LONDON/HOUSTON/SINGAPORE, 12 June 2018: The exploration sector has emerged from the downturn, leaner and keener than before. Dr Andrew Latham, vice president, global exploration,Wood Mackenzie, today told delegates to the annual European Association of Geoscientists and Engineers (EAGE) Conference: “The economic outlook is at last looking brighter for explorers.”
In his keynote address to the conference, held this year in Copenhagen, Dr Latham said that the last decade has seen the exploration sector reach new highs - and lows - as fluctuations in oil price affected investment. Well numbers and exploration spend fell to a 10-year low in 2017, but since 2008, close to 250 billion barrels of oil equivalent has been found.
He said: “Deepwater attracted almost half of global exploration investment over the past decade and has delivered a similar share of new volumes. It also contributed the largest number of giant discoveries following the unlocking of the prolific Brazilian pre-salt oil and East African gas plays. The higher cost of these wells was offset by larger discovery sizes, helping to keep discovery costs low.”

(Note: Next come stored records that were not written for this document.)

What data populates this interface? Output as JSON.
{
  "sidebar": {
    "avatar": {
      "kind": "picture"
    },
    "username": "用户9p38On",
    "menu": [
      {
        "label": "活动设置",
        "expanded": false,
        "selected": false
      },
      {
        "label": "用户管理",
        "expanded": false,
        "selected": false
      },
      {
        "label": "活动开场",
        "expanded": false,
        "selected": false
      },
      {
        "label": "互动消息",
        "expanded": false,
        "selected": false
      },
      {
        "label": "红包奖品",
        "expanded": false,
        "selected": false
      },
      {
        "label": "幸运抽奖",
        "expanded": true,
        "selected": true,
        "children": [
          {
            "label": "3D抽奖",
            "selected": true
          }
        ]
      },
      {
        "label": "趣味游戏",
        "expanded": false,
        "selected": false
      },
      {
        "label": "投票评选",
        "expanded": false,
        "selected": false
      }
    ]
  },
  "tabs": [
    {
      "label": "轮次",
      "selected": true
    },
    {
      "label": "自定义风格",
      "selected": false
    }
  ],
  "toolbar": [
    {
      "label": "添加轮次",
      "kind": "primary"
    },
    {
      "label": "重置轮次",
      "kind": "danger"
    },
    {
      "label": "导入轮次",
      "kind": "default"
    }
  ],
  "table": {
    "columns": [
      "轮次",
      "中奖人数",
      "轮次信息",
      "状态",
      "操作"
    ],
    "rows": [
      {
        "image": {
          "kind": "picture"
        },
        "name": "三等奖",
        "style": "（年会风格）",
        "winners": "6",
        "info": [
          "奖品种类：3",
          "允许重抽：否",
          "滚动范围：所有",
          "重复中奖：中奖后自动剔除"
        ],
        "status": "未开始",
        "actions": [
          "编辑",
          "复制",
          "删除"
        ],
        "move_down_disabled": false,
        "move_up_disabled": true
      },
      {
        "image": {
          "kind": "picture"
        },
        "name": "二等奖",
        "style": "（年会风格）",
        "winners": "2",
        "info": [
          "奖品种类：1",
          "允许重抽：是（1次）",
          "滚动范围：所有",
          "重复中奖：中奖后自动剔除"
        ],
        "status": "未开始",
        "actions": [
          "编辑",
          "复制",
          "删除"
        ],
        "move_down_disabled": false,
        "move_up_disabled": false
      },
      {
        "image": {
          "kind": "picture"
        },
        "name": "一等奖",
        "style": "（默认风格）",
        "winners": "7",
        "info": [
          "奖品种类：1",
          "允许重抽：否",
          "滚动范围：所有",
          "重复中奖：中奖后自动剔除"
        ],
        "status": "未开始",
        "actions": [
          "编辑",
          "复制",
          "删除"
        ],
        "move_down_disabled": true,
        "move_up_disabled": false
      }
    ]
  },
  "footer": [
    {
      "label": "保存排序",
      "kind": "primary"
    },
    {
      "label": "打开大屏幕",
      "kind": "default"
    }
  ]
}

Dr Latham told delegates that while shelf plays attracted over 50% more exploration and appraisal wells than deepwater, the relative maturity of the sector was reflected in a smaller average discovery size. Onshore exploration, meanwhile, accounted for 60% of new field discoveries and just over 30% of discovered volumes, from less than a quarter of total exploration investment.
However, Wood Mackenzie sees only gradual change through 2018.
“Most companies will hold their highly cautious approach to exploration for a while yet. Industry investment and well counts will remain stubbornly low,” Dr Latham said.
“Across this smaller industry, two themes will stand out. Firstly, the number of committed explorers has dwindled and corporate diversity will remain unusually low.
“Secondly, much of the industry is chasing rather similar opportunities. Play and basin diversity will also be unusually narrow. This raises the spectre of sharper competition eroding margins – a threat not seen since 2014,” he added.
Dr Latham told delegates that industry consolidation, the price downturn and the attractions of unconventional alternatives have all reduced the field of wildcatters. With few newcomers, today’s narrow corporate landscape looks set to persist.
“Operatorship will be more concentrated than ever, with only the majors, a handful of NOCs and the top few independents leading high-impact drilling programmes. Reduced partnership options will also see the majors joining forces to manage risk,” he said.
According to Wood Mackenzie’s analysis, the most-favoured plays will be deepwater sweet spots promising high resource density, rapid commercialisation and breakeven prices below US$50 per barrel.
Dr Latham said: “Most of the best of these are around the Atlantic margins. Basins are a mix of the proven – such as Guyana, Mauritania, and the US Gulf of Mexico - and unproven frontiers. Examples of the latter with firm 2018 wells are in Nova Scotia, South Africa, and Namibia.
“Subsurface risk will not be off the agenda. Big explorers will be willing to drill new deepwater play tests where they see potential for material volumes, particularly economically-advantaged oil. Whether the plays are proven or not, the critical factor will be scope for straightforward development in a success case.”
Dr Latham warned that exploration’s share of upstream investment has slipped to below 10% since 2016 and is not about to recover.
“Global investment in conventional exploration and appraisal will be around US$37 billion in 2018,” he said. “This will be 7% less than 2017 spend of US$40 billion, and over 60% below its 2014 peak. The majors’ investment will be cut back relatively less, trimmed by around 4% versus 2017. As some of the last outstanding pre-crash high-rate rig contracts roll over, average well costs should trend lower.”
Much of the industry’s focus will be on acreage capture and re-loading for the longer-term, he said. For some, the priority will be to reposition their portfolio for a lower breakeven future. For others, the focus will be on renewal after a period of inventory depletion. This will see intense competition for quality acreage, especially in Brazil and Mexico.
Dr Latham told EAGE delegates that the industry should achieve double-digit returns this year, on the back of portfolio optimisation and lower costs.
“The industry will drill fewer, better wells focused on plays that are commercially attractive,” he said.
“After a few difficult years, the economic outlook is at last looking brighter for explorers.”